I just stumbled across a great article about ethical banking.
We can call it socially useful banking or green banking or whatever, but it’s all about a bank’s role in society and the scheme of things. Are banks doing the right or wong things?
My gut feeling is that banks have been doing the wrong things for a long time. Shareholder return at the expense of customers who are muppets …
… trading in a club called LIBOR that rips everyone off; charging customers who are dead for products they didn’t want; or opening insurances and signing them fraudulently; closing down small businesses and stripping their assets purely by removing their loans; oh jeez, the list goes on and on.
With great power comes great responsibility
Unfortunately, those in power often do not check that those who weild it, wield it responsibly.
But now we move to a new generation of change. A generation acutely aware of ethical responsibilities and looking for social change to wield that power responsibly. Sure, there are the UN Principles for Responsible Banking, but what about just being a good, honest bank?
There are a few – Triodos is up there – but they seem to be just a few. Most are claiming to be responsible, ethical and socially useful whilst messing everything up behind the scenes. Then I stumbled across the Ethical Consumer website, dedicated to finding companies that are doing things right. It’s a lovely website. They recently wrote an analysis of how to find an ethical bank service, noting that many of us don’t change banks …
According to research, a fifth of consumers will stay with their bank for over 20 years and nearly 40% of us use the same banks our parents chose for us as children ...
… maybe we should change banks?
The biggest ethical impact that banks make on the world comes from the companies and projects to which they provide capital, loans, and insurance. In recent years, many mainstream banks have developed some kind of ethical guidance for their lending and investments, excluding the very worst sectors such as financing of new coal-fired power stations. This is a step in the right direction, but we don’t think a bank can be considered ethical overall without more comprehensive policies. To be considered ethical in 2020, at the very minimum, banks should not be providing new funding for fossil fuel projects and companies.

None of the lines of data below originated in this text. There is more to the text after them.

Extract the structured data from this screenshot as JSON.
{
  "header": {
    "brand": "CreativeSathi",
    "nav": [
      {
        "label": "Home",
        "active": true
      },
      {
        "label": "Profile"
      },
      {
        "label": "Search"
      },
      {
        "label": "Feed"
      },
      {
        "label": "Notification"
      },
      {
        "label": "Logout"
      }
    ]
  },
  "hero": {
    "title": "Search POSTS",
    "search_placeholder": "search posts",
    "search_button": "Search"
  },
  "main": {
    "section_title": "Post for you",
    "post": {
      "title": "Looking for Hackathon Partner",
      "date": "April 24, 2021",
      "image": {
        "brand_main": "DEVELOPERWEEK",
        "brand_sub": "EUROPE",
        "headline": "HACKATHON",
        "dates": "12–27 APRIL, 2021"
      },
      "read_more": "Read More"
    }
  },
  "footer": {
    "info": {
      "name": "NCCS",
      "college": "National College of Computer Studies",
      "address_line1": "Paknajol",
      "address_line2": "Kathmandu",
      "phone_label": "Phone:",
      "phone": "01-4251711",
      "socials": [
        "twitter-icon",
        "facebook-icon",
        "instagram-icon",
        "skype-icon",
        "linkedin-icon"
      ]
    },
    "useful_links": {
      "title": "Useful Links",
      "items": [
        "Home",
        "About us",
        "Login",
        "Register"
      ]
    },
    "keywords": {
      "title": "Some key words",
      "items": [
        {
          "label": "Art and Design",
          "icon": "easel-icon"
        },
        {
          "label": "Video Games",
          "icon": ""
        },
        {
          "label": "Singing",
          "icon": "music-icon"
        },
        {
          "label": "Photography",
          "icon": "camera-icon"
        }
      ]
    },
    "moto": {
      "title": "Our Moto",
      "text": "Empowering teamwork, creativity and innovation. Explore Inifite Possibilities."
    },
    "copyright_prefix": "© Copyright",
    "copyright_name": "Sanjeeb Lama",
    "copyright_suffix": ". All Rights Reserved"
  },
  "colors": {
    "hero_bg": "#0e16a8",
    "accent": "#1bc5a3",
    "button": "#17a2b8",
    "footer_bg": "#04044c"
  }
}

While big banks (most of those scoring below 10 on our scoretable) finance multinational companies and projects, many of the smaller banks won’t provide this kind of corporate investment and lending. They instead focus on loans and mortgages for individuals or small companies, while building societies focus on financing homes and other buildings. They therefore won’t be funding dirty global conglomerate, arguably making them more ethical by default.
They go on to list what the ethical issues are in banking, including:
- tax avoidance
- financing and investments
- climate change
- human rights
- environmental breakdown
These are the areas where banks lost their moral compass. Can they get it back?
Chris M Skinner
Chris Skinner is best known as an independent commentator on the financial markets through his blog, TheFinanser.com, as author of the bestselling book Digital Bank, and Chair of the European networking forum the Financial Services Club. He has been voted one of the most influential people in banking by The Financial Brand (as well as one of the best blogs), a FinTech Titan (Next Bank), one of the Fintech Leaders you need to follow (City AM, Deluxe and Jax Finance), as well as one of the Top 40 most influential people in financial technology by the Wall Street Journal's Financial News. To learn more click here...